“In your text, treat Africa as if it were one country.”
I came across it because I’ll be traveling around Kenya as National Geographic Travel’s Digital Nomad for the next month, and, if I’m being honest, I’m not yet sure how to write—as Ernest Hemingway might put it—“one true sentence” about the country.
This is my first time to Kenya, which, incidentally, happens to be the first African nation I knew by name. When I was a kid, family friends returning from a trip there regaled us with tales of safari camps and baby hippos that never left me.
In the coming weeks I’ll see thousands of blue wildebeests migrate across the Masai Mara reserve; solo hike through the Great Rift Valley; snorkel in the Indian ocean; ride a horse past giraffes with Mount Kilimanjaro as the backdrop in Kenya’s least visited national park, Chyulu Hills; and—importantly—talk with Kenyans. Who knows, maybe I’ll even catch a country music show in Nairobi.
Of late, the country of 44 million has been in the news owing to its distant past, complex present, and promising future.
Meanwhile, in late July, United States President Barack Obama (whose late father was Kenyan) joined entrepreneurs at an international summit in Nairobi that helped position Kenya—and its growing economy—as a beacon for a new globally connected Africa.
This is welcome news after violence along the country’s border with Somalia prompted the U.S. State Department and other governments to caution travelers. I’ll be avoiding those areas, which fortunately leaves the bulk of Kenya to explore.
For me at least, pre-research for major trips is half the fun. In the course of my preparation, I read the 1937 book Out of Africa by Karen von Blixen-Finecke (pen name Isak Dinesen), but preferred Beryl Markham’s account of living in the country during the same time period, when what is now Kenya was under British colonial rule.

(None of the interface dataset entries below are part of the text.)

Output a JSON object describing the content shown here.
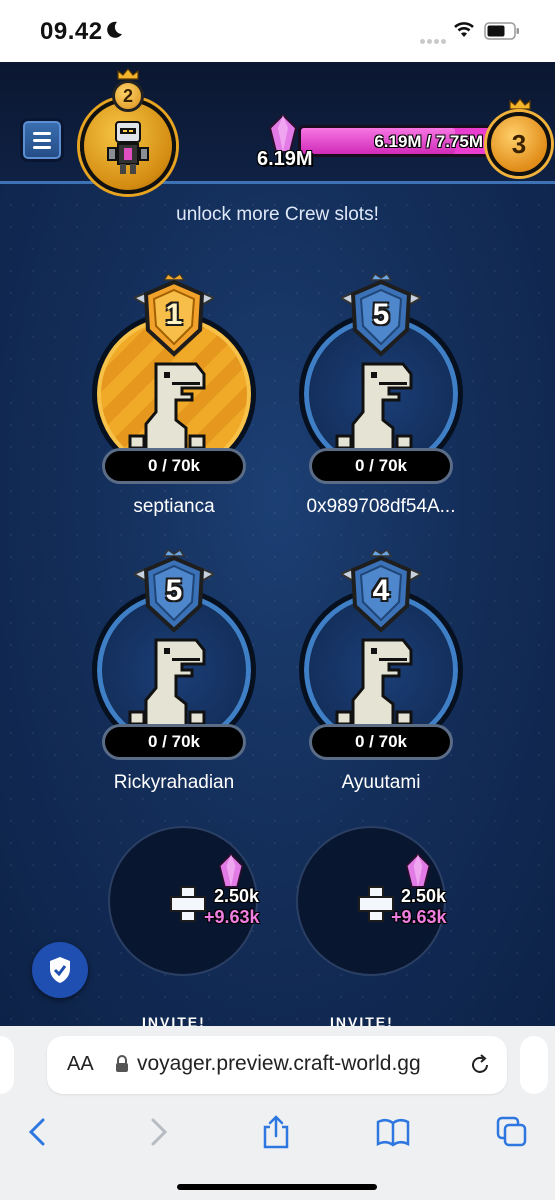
{
  "status_bar": {
    "time": "09.42"
  },
  "header": {
    "player_level": "2",
    "gem_amount": "6.19M",
    "xp_text": "6.19M / 7.75M",
    "xp_progress": 0.8,
    "next_level": "3"
  },
  "crew": {
    "unlock_text": "unlock more Crew slots!",
    "members": [
      {
        "rank": "1",
        "progress": "0 / 70k",
        "name": "septianca"
      },
      {
        "rank": "5",
        "progress": "0 / 70k",
        "name": "0x989708df54A..."
      },
      {
        "rank": "5",
        "progress": "0 / 70k",
        "name": "Rickyrahadian"
      },
      {
        "rank": "4",
        "progress": "0 / 70k",
        "name": "Ayuutami"
      }
    ],
    "slots": [
      {
        "cost": "2.50k",
        "bonus": "+9.63k",
        "label": "INVITE!"
      },
      {
        "cost": "2.50k",
        "bonus": "+9.63k",
        "label": "INVITE!"
      }
    ]
  },
  "browser": {
    "aa_label": "AA",
    "url": "voyager.preview.craft-world.gg"
  }
}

In West With the Night, Markham, who grew up on a farm near the Great Rift Valley and went on to become an iconic bush pilot who crossed the Atlantic, writes, “There are as many Africas as there are books about Africa.”
The best I’ve read so far is Binyavanga Wainaina’s One Day I Will Write About This Place, a memoir of growing up outside Nairobi and learning to write. He describes a love of breakdancing, being mesmerized by Lionel Ritchie’s teeth, and life as a “Cold War kid”—which ultimately sounds a lot like my life growing up in Oklahoma.
In the weeks before my plane was to leave, I’ve caught myself telling people “I’m going to Africa.” But if all goes right, my experience on the ground will change that.
If I have any one goal—other than to fall in love with the place, see some animals, meet locals I won’t forget, and find at least one true sentence—it’ll be to say after my trip not “I went to Africa,” but “I went to Kenya.”